We also shared dinners and workshops with folks from all over the world who gather at the uneasy crossroads of religion and politics. To a person, everyone we met was kind and gracious and excited to be there. Holly and I especially enjoyed a long dinner conversation an editor at Harper Collins who edits many of the publisher’s religious writers, including Desmond Tutu, Barbara Brown Taylor, Rob Bell, Marcus Borg, N.T. Wright, and John Spong.

Holly and I participated in the Congressional Black Caucus’ rally against poverty. This was the most spiritual of the events we attended. It included a number of U.S. representatives, the mayor of D.C., a handful of clergy from Christianity, Judaism, Sikhism and Islam, and Jim Wallace, one of my heroes. A gorgeous gospel choir sang while speakers talked about America’s frequent failure to link economic justice to its religious rhetoric. It was quite moving.

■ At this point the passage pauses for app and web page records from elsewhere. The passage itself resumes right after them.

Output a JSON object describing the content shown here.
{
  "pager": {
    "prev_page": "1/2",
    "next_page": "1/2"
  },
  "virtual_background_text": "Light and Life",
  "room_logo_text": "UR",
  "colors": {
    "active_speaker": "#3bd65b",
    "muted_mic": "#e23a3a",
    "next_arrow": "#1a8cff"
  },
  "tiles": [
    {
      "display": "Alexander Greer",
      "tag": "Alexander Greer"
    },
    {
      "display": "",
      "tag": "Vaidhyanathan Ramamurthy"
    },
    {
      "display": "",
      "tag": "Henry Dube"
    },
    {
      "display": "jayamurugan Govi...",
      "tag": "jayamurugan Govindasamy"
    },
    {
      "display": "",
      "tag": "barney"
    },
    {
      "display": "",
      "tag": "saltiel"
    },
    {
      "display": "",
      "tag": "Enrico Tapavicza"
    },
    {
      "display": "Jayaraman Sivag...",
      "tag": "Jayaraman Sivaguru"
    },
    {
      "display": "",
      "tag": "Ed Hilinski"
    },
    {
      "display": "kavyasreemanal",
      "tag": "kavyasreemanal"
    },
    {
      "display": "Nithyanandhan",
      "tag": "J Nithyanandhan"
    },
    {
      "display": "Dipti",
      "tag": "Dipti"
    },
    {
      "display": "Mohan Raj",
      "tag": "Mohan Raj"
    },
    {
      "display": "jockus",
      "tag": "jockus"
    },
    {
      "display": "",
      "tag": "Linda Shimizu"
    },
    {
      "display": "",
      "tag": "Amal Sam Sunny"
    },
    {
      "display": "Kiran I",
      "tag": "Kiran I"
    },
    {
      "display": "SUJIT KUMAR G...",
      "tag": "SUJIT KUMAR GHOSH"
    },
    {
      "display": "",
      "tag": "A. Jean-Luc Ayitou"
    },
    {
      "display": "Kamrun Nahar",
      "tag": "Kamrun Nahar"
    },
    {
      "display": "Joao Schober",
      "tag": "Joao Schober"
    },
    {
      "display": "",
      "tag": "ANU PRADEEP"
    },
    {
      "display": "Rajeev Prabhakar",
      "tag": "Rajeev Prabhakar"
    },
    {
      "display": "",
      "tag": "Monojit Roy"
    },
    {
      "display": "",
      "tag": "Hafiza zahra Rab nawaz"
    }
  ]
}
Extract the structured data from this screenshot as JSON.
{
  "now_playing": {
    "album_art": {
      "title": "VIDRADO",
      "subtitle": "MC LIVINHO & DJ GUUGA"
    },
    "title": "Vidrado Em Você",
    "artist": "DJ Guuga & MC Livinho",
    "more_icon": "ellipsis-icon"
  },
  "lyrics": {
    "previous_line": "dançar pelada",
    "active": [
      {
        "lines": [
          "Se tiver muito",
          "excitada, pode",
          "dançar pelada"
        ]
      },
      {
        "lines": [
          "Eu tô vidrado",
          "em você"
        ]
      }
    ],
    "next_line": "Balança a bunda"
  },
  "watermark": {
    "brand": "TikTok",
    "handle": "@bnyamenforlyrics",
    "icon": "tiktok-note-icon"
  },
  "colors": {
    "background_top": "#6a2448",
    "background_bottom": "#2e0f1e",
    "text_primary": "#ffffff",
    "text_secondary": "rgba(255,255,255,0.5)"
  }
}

I have to admit that I did not know very much about the National Prayer Breakfast before embarking on this trip and I was quite surprised to learn about the organization behind the event. The breakfast is not run by congress. It is organized by a group called The Fellowship Foundation, a conservative Christian organization commonly known as “The Family” or the “International Foundation,” which seeks to provide fellowship, Bible studies, prayer meetings, and networking for political and religious leaders. Affiliates refer to each other as “Friends”, and the group tries to be very private about its affairs. You can read more about it in The New Yorker. My sense is that The Fellowship Foundation is the most influential religious group I had never heard of. They broker relationships at the highest levels of government and promote similar networking at the state and local level across the country.

On the surface, the National Prayer Breakfast is an interfaith gathering, but Christianity is clearly given priority. Within Christianity, a personal relationship with Jesus is clearly given priority. The goal of the Fellowship is to encourage people to model Jesus’ behavior. According to one person with whom I spoke, the Fellowship Foundation is quite skeptical of organized religion. In fact, the only other person I saw wearing a collar besides my wife at the gathering of 3,500 people was a single Roman Catholic chaplain. My guess is that the gathering leans heavily on non-denominational evangelical Christians.

I have to admit that I am still trying to figure out what I think of the whole thing. The goals of fellowship and prayer and living like Jesus are excellent. But the homogeneity of the crowd and the sense that everyone’s theology should be like theirs was creepy. I’m grateful that we had the chance to go, however, because Holly and I started off a good relationship with Barbara Lee, saw much of D.C., and learned much more about the complexity of about the attempt to separate church and state in our country.